With the exception of 2011, when Japan's catastrophic earthquake and Thailand flooding choked production down to a trickle, the CR-V has been the bestseller in this class for years, and often the bestseller of all SUVs, great and small. Which raises the tricky question of what's next?
Honda essentially invented the segment in 1995 with the first-generation CR-V, and subsequent generations have kept the Civic-based crossover at the front of the pack.
Introduced last fall, Honda's response to the "what's next" challenge was conservative, even cautious. The wheelbase is unchanged at 103.1 inches -- shortest in this group -- while length and height shrink an inch, to 178.1 and 65.1, respectively.
This puts the CR-V at the small end of our test-SUV spectrum, but in typical Honda fashion its interior volume seems to belie the exterior dimensions. Basic cargo capacity -- the space behind the rear seats -- is substantial at 37 cubic feet, as is the space with the rear seats folded: 71 cubic feet. There's also plenty of passenger room, front and rear, and numerous nooks and cubbies for small-object storage, another typical Honda strong suit.
Passive safety features are top drawer -- five stars overall from the National Highway Traffic Safety Administration.
But the interior element that immediately grabs eyeballs is the quality of the materials, the straightforward logic of the various controls, the supportive front bucket seats, and the excellent forward sightlines. Honda's old advertising tagline -- "we make it simple" -- is in evidence here. Acclimating oneself to this vehicle is as easy as getting in, starting the engine, and driving off.
Pricing makes the CR-V's many strengths even more appealing. The window sticker bottom line on our EX-L Navi tester (Honda counts navigation-equipped vehicles as separate trim levels) was $29,575. This includes pretty much everything in the CR-V inventory -- (inhale) leather upholstery and trim, navigation system with voice recognition and rear view camera, power moonroof, DVD entertainment system, heated front seats with driver-side power adjustability, Bluetooth connectivity with streaming audio, USB audio interface and Pandora connectivity, SMS text messaging, 328-watt 7-speaker premium audio, 17-inch aluminum alloy wheels (exhale).
A power rear liftgate would be a useful addition to the foregoing, as would a blind-spot warning system, a la Ford. And, of course, in real 4-season climates all-wheel drive is always welcome -- and available, for a price. But beyond that, it's hard to think of anything to add.
One of the reasons Honda is able to offer the new CR-V with attractive pricing can be found in the powertrain. The engineers have squeezed a little more thrust out of the 2.4-liter engine -- now with 185 horsepower and 163 lb-ft of torque -- but while other carmakers are embracing the efficiency of direct fuel injection, Honda has been resisting the cost.
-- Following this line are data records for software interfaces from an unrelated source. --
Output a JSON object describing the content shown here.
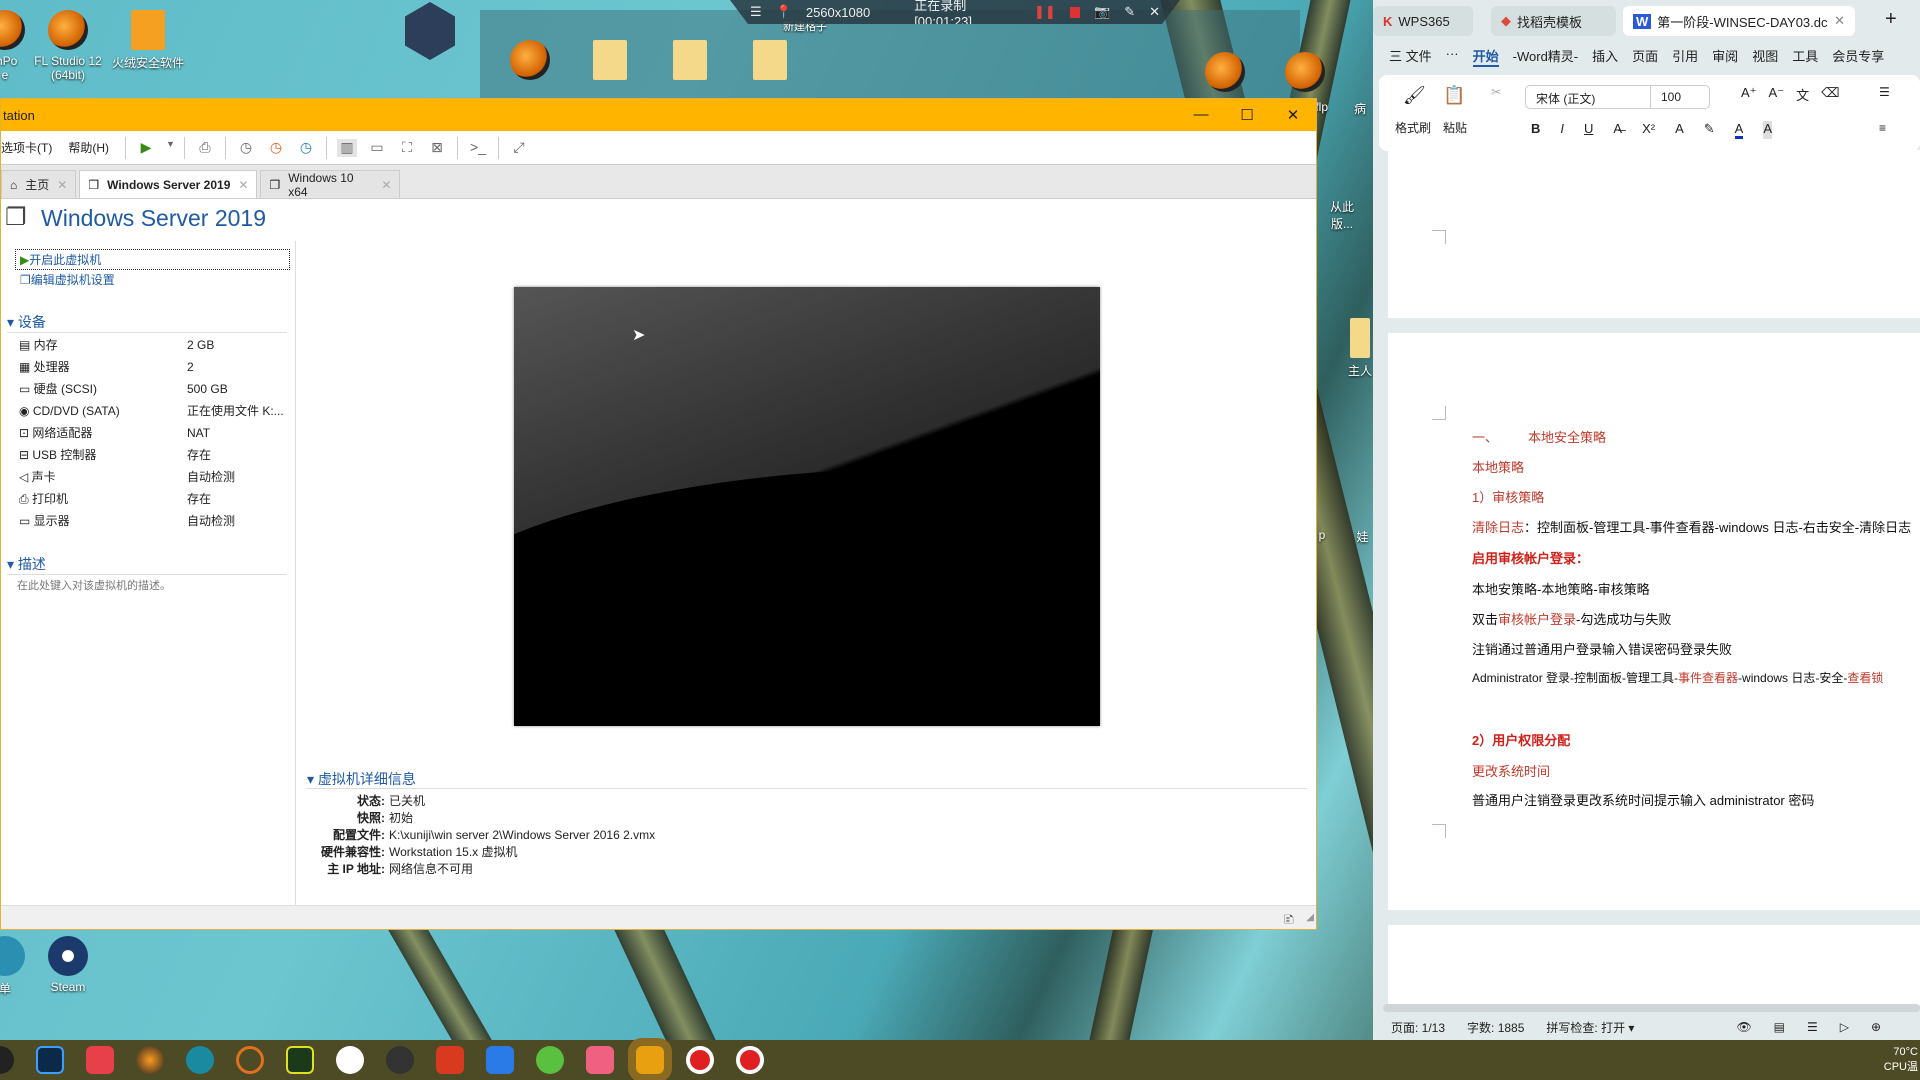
{
  "desktop": {
    "icons": [
      "mPo\ne",
      "FL Studio 12\n(64bit)",
      "火绒安全软件",
      "新建格子",
      "Steam",
      "单",
      ".flp",
      "病",
      "从此\n版...",
      "主人",
      "p",
      "娃"
    ]
  },
  "recorder": {
    "resolution": "2560x1080",
    "status": "正在录制 [00:01:23]"
  },
  "vmware": {
    "title": "tation",
    "menu": [
      "选项卡(T)",
      "帮助(H)"
    ],
    "tabs": [
      {
        "label": "主页"
      },
      {
        "label": "Windows Server 2019"
      },
      {
        "label": "Windows 10 x64"
      }
    ],
    "vm_name": "Windows Server 2019",
    "actions": [
      "开启此虚拟机",
      "编辑虚拟机设置"
    ],
    "devices_title": "设备",
    "devices": [
      [
        "内存",
        "2 GB"
      ],
      [
        "处理器",
        "2"
      ],
      [
        "硬盘 (SCSI)",
        "500 GB"
      ],
      [
        "CD/DVD (SATA)",
        "正在使用文件 K:..."
      ],
      [
        "网络适配器",
        "NAT"
      ],
      [
        "USB 控制器",
        "存在"
      ],
      [
        "声卡",
        "自动检测"
      ],
      [
        "打印机",
        "存在"
      ],
      [
        "显示器",
        "自动检测"
      ]
    ],
    "desc_title": "描述",
    "desc_placeholder": "在此处键入对该虚拟机的描述。",
    "details_title": "虚拟机详细信息",
    "details": [
      [
        "状态:",
        "已关机"
      ],
      [
        "快照:",
        "初始"
      ],
      [
        "配置文件:",
        "K:\\xuniji\\win server 2\\Windows Server 2016 2.vmx"
      ],
      [
        "硬件兼容性:",
        "Workstation 15.x 虚拟机"
      ],
      [
        "主 IP 地址:",
        "网络信息不可用"
      ]
    ]
  },
  "wps": {
    "tabs": [
      "WPS365",
      "找稻壳模板",
      "第一阶段-WINSEC-DAY03.dc"
    ],
    "menu": [
      "三 文件",
      "···",
      "开始",
      "-Word精灵-",
      "插入",
      "页面",
      "引用",
      "审阅",
      "视图",
      "工具",
      "会员专享"
    ],
    "font": "宋体 (正文)",
    "size": "100",
    "ribbon_labels": [
      "格式刷",
      "粘贴"
    ],
    "doc": {
      "l1a": "一、",
      "l1b": "本地安全策略",
      "l2": "本地策略",
      "l3": "1）审核策略",
      "l4a": "清除日志",
      "l4b": "：控制面板-管理工具-事件查看器-windows 日志-右击安全-清除日志",
      "l5": "启用审核帐户登录：",
      "l6": "本地安策略-本地策略-审核策略",
      "l7a": "双击",
      "l7b": "审核帐户登录",
      "l7c": "-勾选成功与失败",
      "l8": "注销通过普通用户登录输入错误密码登录失败",
      "l9a": "Administrator 登录-控制面板-管理工具-",
      "l9b": "事件查看器",
      "l9c": "-windows 日志-安全-",
      "l9d": "查看锁",
      "l10": "2）用户权限分配",
      "l11": "更改系统时间",
      "l12": "普通用户注销登录更改系统时间提示输入 administrator 密码"
    },
    "status": {
      "page": "页面: 1/13",
      "words": "字数: 1885",
      "spell": "拼写检查: 打开"
    }
  },
  "tray": {
    "temp": "70°C",
    "cpu": "CPU温"
  }
}
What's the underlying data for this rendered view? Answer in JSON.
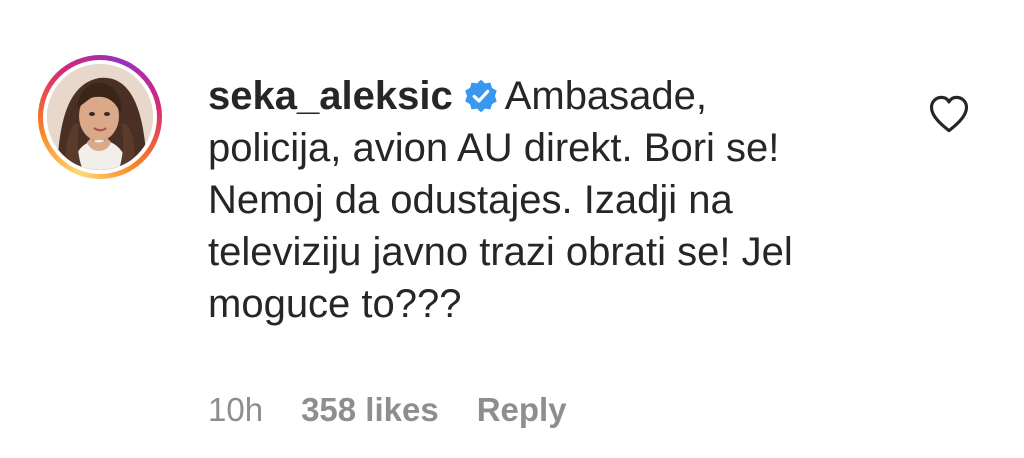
{
  "comment": {
    "username": "seka_aleksic",
    "verified_icon": "verified-badge-icon",
    "text": "Ambasade, policija, avion AU direkt. Bori se! Nemoj da odustajes. Izadji na televiziju javno trazi obrati se! Jel moguce to???",
    "like_icon": "heart-outline-icon",
    "time": "10h",
    "likes": "358 likes",
    "reply_label": "Reply"
  },
  "colors": {
    "text": "#262626",
    "meta": "#8e8e8e",
    "verified": "#3897f0",
    "ring_start": "#feda75",
    "ring_end": "#962fbf"
  }
}
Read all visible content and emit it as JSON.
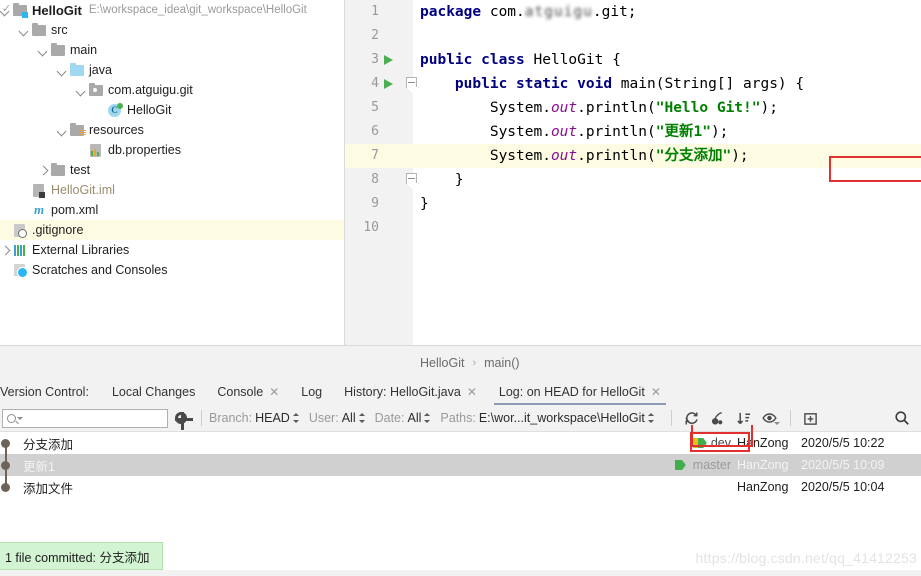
{
  "project_tree": {
    "rows": [
      {
        "label": "HelloGit",
        "path_note": "E:\\workspace_idea\\git_workspace\\HelloGit",
        "icon": "project-folder-icon",
        "indent": 13,
        "arrow": "down",
        "bold": true,
        "selected": false
      },
      {
        "label": "src",
        "path_note": "",
        "icon": "folder-gray-icon",
        "indent": 32,
        "arrow": "down",
        "bold": false,
        "selected": false
      },
      {
        "label": "main",
        "path_note": "",
        "icon": "folder-gray-icon",
        "indent": 51,
        "arrow": "down",
        "bold": false,
        "selected": false
      },
      {
        "label": "java",
        "path_note": "",
        "icon": "folder-source-icon",
        "indent": 70,
        "arrow": "down",
        "bold": false,
        "selected": false
      },
      {
        "label": "com.atguigu.git",
        "path_note": "",
        "icon": "package-icon",
        "indent": 89,
        "arrow": "down",
        "bold": false,
        "selected": false
      },
      {
        "label": "HelloGit",
        "path_note": "",
        "icon": "java-class-icon",
        "indent": 108,
        "arrow": "none",
        "bold": false,
        "selected": false
      },
      {
        "label": "resources",
        "path_note": "",
        "icon": "folder-resources-icon",
        "indent": 70,
        "arrow": "down",
        "bold": false,
        "selected": false
      },
      {
        "label": "db.properties",
        "path_note": "",
        "icon": "properties-file-icon",
        "indent": 89,
        "arrow": "none",
        "bold": false,
        "selected": false
      },
      {
        "label": "test",
        "path_note": "",
        "icon": "folder-gray-icon",
        "indent": 51,
        "arrow": "right",
        "bold": false,
        "selected": false
      },
      {
        "label": "HelloGit.iml",
        "path_note": "",
        "icon": "iml-file-icon",
        "indent": 32,
        "arrow": "none",
        "bold": false,
        "selected": false,
        "muted": true
      },
      {
        "label": "pom.xml",
        "path_note": "",
        "icon": "maven-icon",
        "indent": 32,
        "arrow": "none",
        "bold": false,
        "selected": false
      },
      {
        "label": ".gitignore",
        "path_note": "",
        "icon": "gitignore-icon",
        "indent": 13,
        "arrow": "none",
        "bold": false,
        "selected": true
      },
      {
        "label": "External Libraries",
        "path_note": "",
        "icon": "external-libraries-icon",
        "indent": 13,
        "arrow": "right",
        "bold": false,
        "selected": false
      },
      {
        "label": "Scratches and Consoles",
        "path_note": "",
        "icon": "scratches-icon",
        "indent": 13,
        "arrow": "none",
        "bold": false,
        "selected": false
      }
    ]
  },
  "editor": {
    "line_numbers": [
      "1",
      "2",
      "3",
      "4",
      "5",
      "6",
      "7",
      "8",
      "9",
      "10"
    ],
    "lines": [
      {
        "n": 1,
        "tokens": [
          {
            "t": "package ",
            "c": "kw"
          },
          {
            "t": "com.",
            "c": "plain"
          },
          {
            "t": "atguigu",
            "c": "blur"
          },
          {
            "t": ".git;",
            "c": "plain"
          }
        ]
      },
      {
        "n": 2,
        "tokens": []
      },
      {
        "n": 3,
        "tokens": [
          {
            "t": "public class ",
            "c": "kw"
          },
          {
            "t": "HelloGit {",
            "c": "plain"
          }
        ]
      },
      {
        "n": 4,
        "tokens": [
          {
            "t": "    ",
            "c": "plain"
          },
          {
            "t": "public static void ",
            "c": "kw"
          },
          {
            "t": "main(String[] args) {",
            "c": "plain"
          }
        ]
      },
      {
        "n": 5,
        "tokens": [
          {
            "t": "        System.",
            "c": "plain"
          },
          {
            "t": "out",
            "c": "fld"
          },
          {
            "t": ".println(",
            "c": "plain"
          },
          {
            "t": "\"Hello Git!\"",
            "c": "str"
          },
          {
            "t": ");",
            "c": "plain"
          }
        ]
      },
      {
        "n": 6,
        "tokens": [
          {
            "t": "        System.",
            "c": "plain"
          },
          {
            "t": "out",
            "c": "fld"
          },
          {
            "t": ".println(",
            "c": "plain"
          },
          {
            "t": "\"更新1\"",
            "c": "str"
          },
          {
            "t": ");",
            "c": "plain"
          }
        ]
      },
      {
        "n": 7,
        "tokens": [
          {
            "t": "        System.",
            "c": "plain"
          },
          {
            "t": "out",
            "c": "fld"
          },
          {
            "t": ".println(",
            "c": "plain"
          },
          {
            "t": "\"分支添加\"",
            "c": "str"
          },
          {
            "t": ");",
            "c": "plain"
          }
        ]
      },
      {
        "n": 8,
        "tokens": [
          {
            "t": "    }",
            "c": "plain"
          }
        ]
      },
      {
        "n": 9,
        "tokens": [
          {
            "t": "}",
            "c": "plain"
          }
        ]
      },
      {
        "n": 10,
        "tokens": []
      }
    ],
    "highlighted_line": 7,
    "run_gutter_lines": [
      3,
      4
    ],
    "fold_gutter_lines": [
      4,
      8
    ],
    "highlight_box_color": "#e03030"
  },
  "breadcrumb": {
    "items": [
      "HelloGit",
      "main()"
    ],
    "separator": "›"
  },
  "vcs": {
    "title": "Version Control:",
    "tabs": [
      {
        "label": "Local Changes",
        "closable": false,
        "active": false
      },
      {
        "label": "Console",
        "closable": true,
        "active": false
      },
      {
        "label": "Log",
        "closable": false,
        "active": false
      },
      {
        "label": "History: HelloGit.java",
        "closable": true,
        "active": false
      },
      {
        "label": "Log: on HEAD for HelloGit",
        "closable": true,
        "active": true
      }
    ],
    "search_placeholder": "",
    "search_value": "",
    "filters": [
      {
        "key": "Branch:",
        "value": "HEAD"
      },
      {
        "key": "User:",
        "value": "All"
      },
      {
        "key": "Date:",
        "value": "All"
      },
      {
        "key": "Paths:",
        "value": "E:\\wor...it_workspace\\HelloGit"
      }
    ],
    "toolbar_icons": [
      "refresh-icon",
      "cherry-pick-icon",
      "sort-icon",
      "show-details-icon",
      "new-tab-icon"
    ],
    "search_icon": "search-icon",
    "commits": [
      {
        "subject": "分支添加",
        "ref": {
          "name": "dev",
          "style": "head-tag"
        },
        "author": "HanZong",
        "date": "2020/5/5 10:22",
        "selected": false,
        "graph": "first"
      },
      {
        "subject": "更新1",
        "ref": {
          "name": "master",
          "style": "branch-tag"
        },
        "author": "HanZong",
        "date": "2020/5/5 10:09",
        "selected": true,
        "graph": "middle"
      },
      {
        "subject": "添加文件",
        "ref": null,
        "author": "HanZong",
        "date": "2020/5/5 10:04",
        "selected": false,
        "graph": "last"
      }
    ]
  },
  "notification": {
    "message": "1 file committed: 分支添加",
    "background": "#d2f4d2"
  },
  "watermark": {
    "text": "https://blog.csdn.net/qq_41412253"
  }
}
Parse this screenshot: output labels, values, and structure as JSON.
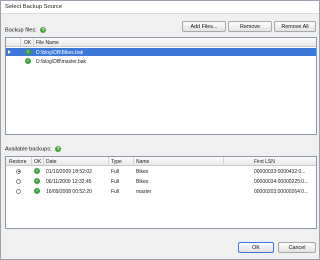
{
  "window": {
    "title": "Select Backup Source"
  },
  "backup_files": {
    "label": "Backup files:",
    "buttons": {
      "add": "Add Files...",
      "remove": "Remove",
      "remove_all": "Remove All"
    },
    "columns": {
      "ok": "OK",
      "file_name": "File Name"
    },
    "rows": [
      {
        "file_name": "D:\\blog\\DB\\Bikes.bak",
        "ok": true,
        "selected": true
      },
      {
        "file_name": "D:\\blog\\DB\\master.bak",
        "ok": true,
        "selected": false
      }
    ]
  },
  "available_backups": {
    "label": "Available backups:",
    "columns": {
      "restore": "Restore",
      "ok": "OK",
      "date": "Date",
      "type": "Type",
      "name": "Name",
      "first_lsn": "First LSN"
    },
    "rows": [
      {
        "restore": true,
        "ok": true,
        "date": "01/10/2009 18:52:02",
        "type": "Full",
        "name": "Bikes",
        "first_lsn": "00000033:0000432:0..."
      },
      {
        "restore": false,
        "ok": true,
        "date": "06/11/2009 12:32:45",
        "type": "Full",
        "name": "Bikes",
        "first_lsn": "00000034:00000225:0..."
      },
      {
        "restore": false,
        "ok": true,
        "date": "16/09/2008 00:52:20",
        "type": "Full",
        "name": "master",
        "first_lsn": "00000203:00000264:0..."
      }
    ]
  },
  "footer": {
    "ok": "OK",
    "cancel": "Cancel"
  },
  "icons": {
    "help": "help-icon",
    "ok_check": "check-circle-icon"
  }
}
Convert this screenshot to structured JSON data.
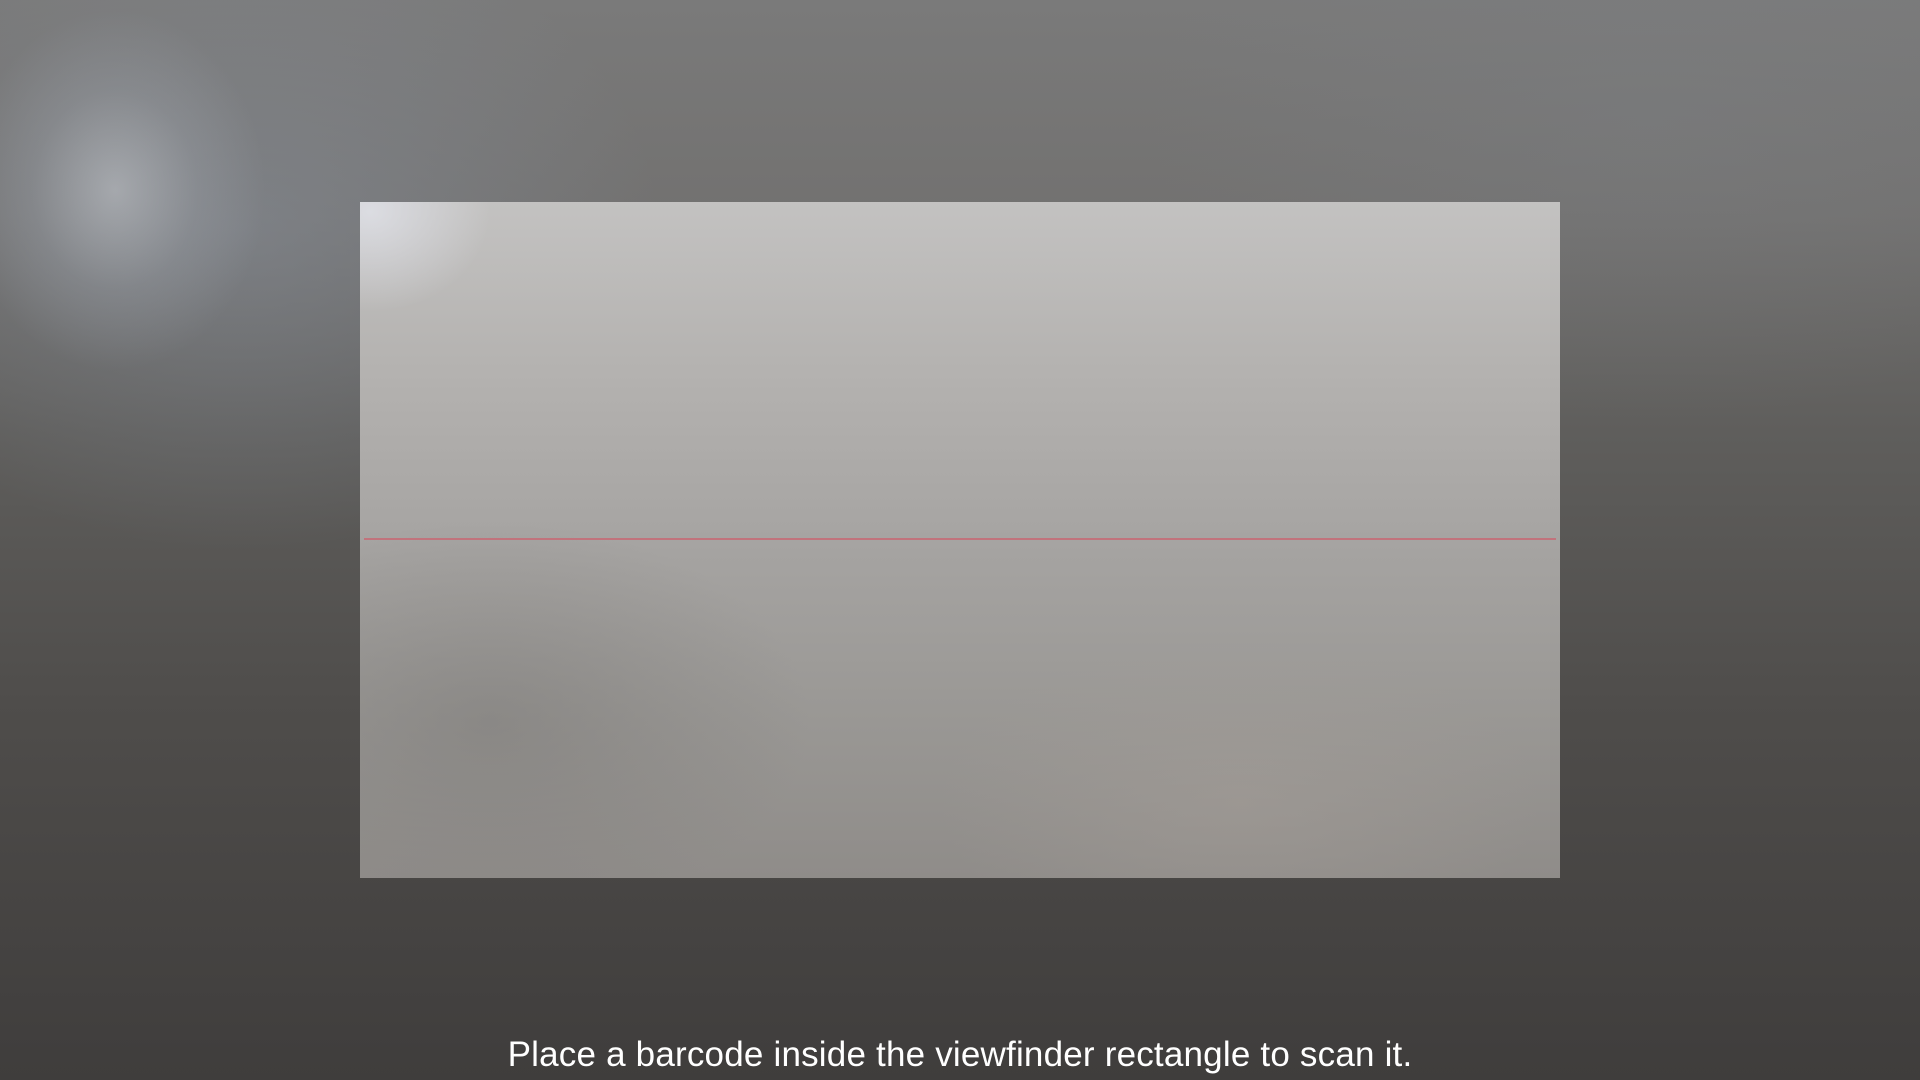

Honda also resisted the trend to 6-speed automatic transmissions -- the CR-V retains the 5-speed automatic of the previous generation. However, this doesn't seem to extract much of a fuel economy penalty -- at 23 mpg city/31 highway the CR-V's EPA ratings are competitive.
Similarly, the Honda's straight-line performance stacks up well versus its 6-speed rivals: 0-to-60 mph takes about 8.5 seconds.
The Honda CR-V isn't as entertaining an SUV to drive as the Ford Escape or the Mazda CX-5. The suspension tuning is softer, the new electric power steering system is novocaine numb, conveying essentially no information to the driver, and the evolutionary styling update, with its bigger rear roof pillar, creates a good-sized rear quarter blind spot.
But the CR-V's blend of smooth ride, smooth power, competitive fuel economy, outstanding assembly quality, first rate materials, quiet operation, exceptional comfort, and excellent value story trump its few soft points. Just as it trumps the rest of this field.